__Work task__
This exercise calls for every line of the data below with the string "color" in it.
Listed records: Begin
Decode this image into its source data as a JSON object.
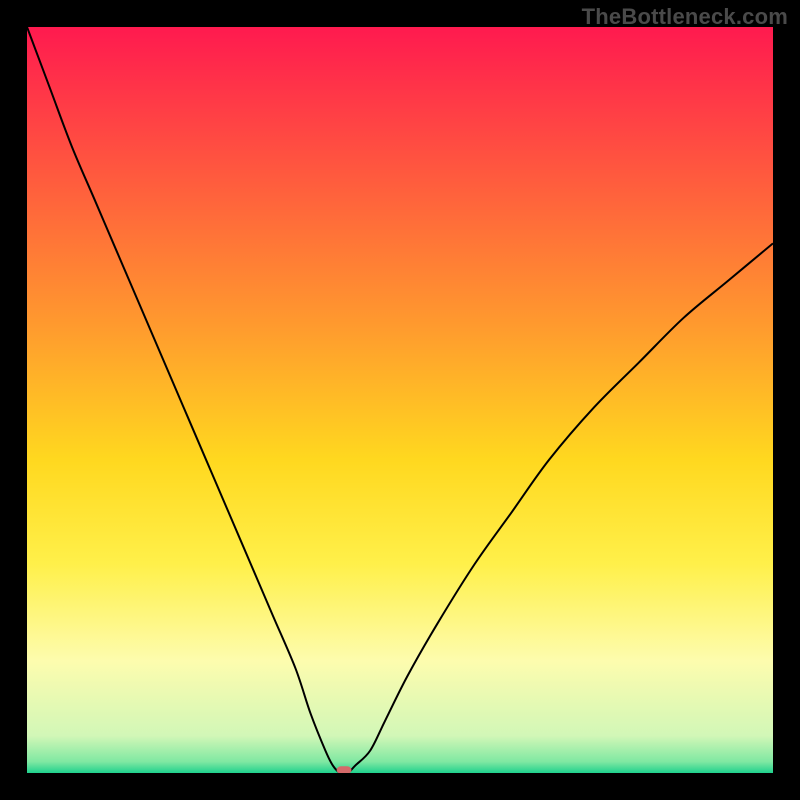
{
  "watermark": "TheBottleneck.com",
  "chart_data": {
    "type": "line",
    "title": "",
    "xlabel": "",
    "ylabel": "",
    "xlim": [
      0,
      100
    ],
    "ylim": [
      0,
      100
    ],
    "grid": false,
    "axes_visible": false,
    "background_gradient_stops": [
      {
        "offset": 0.0,
        "color": "#ff1a4f"
      },
      {
        "offset": 0.2,
        "color": "#ff5a3e"
      },
      {
        "offset": 0.4,
        "color": "#ff9a2e"
      },
      {
        "offset": 0.58,
        "color": "#ffd81f"
      },
      {
        "offset": 0.72,
        "color": "#fff04a"
      },
      {
        "offset": 0.85,
        "color": "#fdfcae"
      },
      {
        "offset": 0.95,
        "color": "#d2f7b7"
      },
      {
        "offset": 0.985,
        "color": "#7fe8a2"
      },
      {
        "offset": 1.0,
        "color": "#1fd18d"
      }
    ],
    "series": [
      {
        "name": "bottleneck-curve",
        "color": "#000000",
        "stroke_width": 2,
        "x": [
          0,
          3,
          6,
          9,
          12,
          15,
          18,
          21,
          24,
          27,
          30,
          33,
          36,
          38,
          40,
          41,
          42,
          43,
          44,
          46,
          48,
          51,
          55,
          60,
          65,
          70,
          76,
          82,
          88,
          94,
          100
        ],
        "y": [
          100,
          92,
          84,
          77,
          70,
          63,
          56,
          49,
          42,
          35,
          28,
          21,
          14,
          8,
          3,
          1,
          0,
          0,
          1,
          3,
          7,
          13,
          20,
          28,
          35,
          42,
          49,
          55,
          61,
          66,
          71
        ]
      }
    ],
    "marker": {
      "name": "bottleneck-marker",
      "x": 42.5,
      "y": 0.4,
      "width": 2.0,
      "height": 1.0,
      "rx": 0.6,
      "fill": "#d46a6a"
    }
  }
}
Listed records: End
__Answer to this problem__
        "color": "#ff1a4f"
        "color": "#ff5a3e"
        "color": "#ff9a2e"
        "color": "#ffd81f"
        "color": "#fff04a"
        "color": "#fdfcae"
        "color": "#d2f7b7"
        "color": "#7fe8a2"
        "color": "#1fd18d"
        "color": "#000000",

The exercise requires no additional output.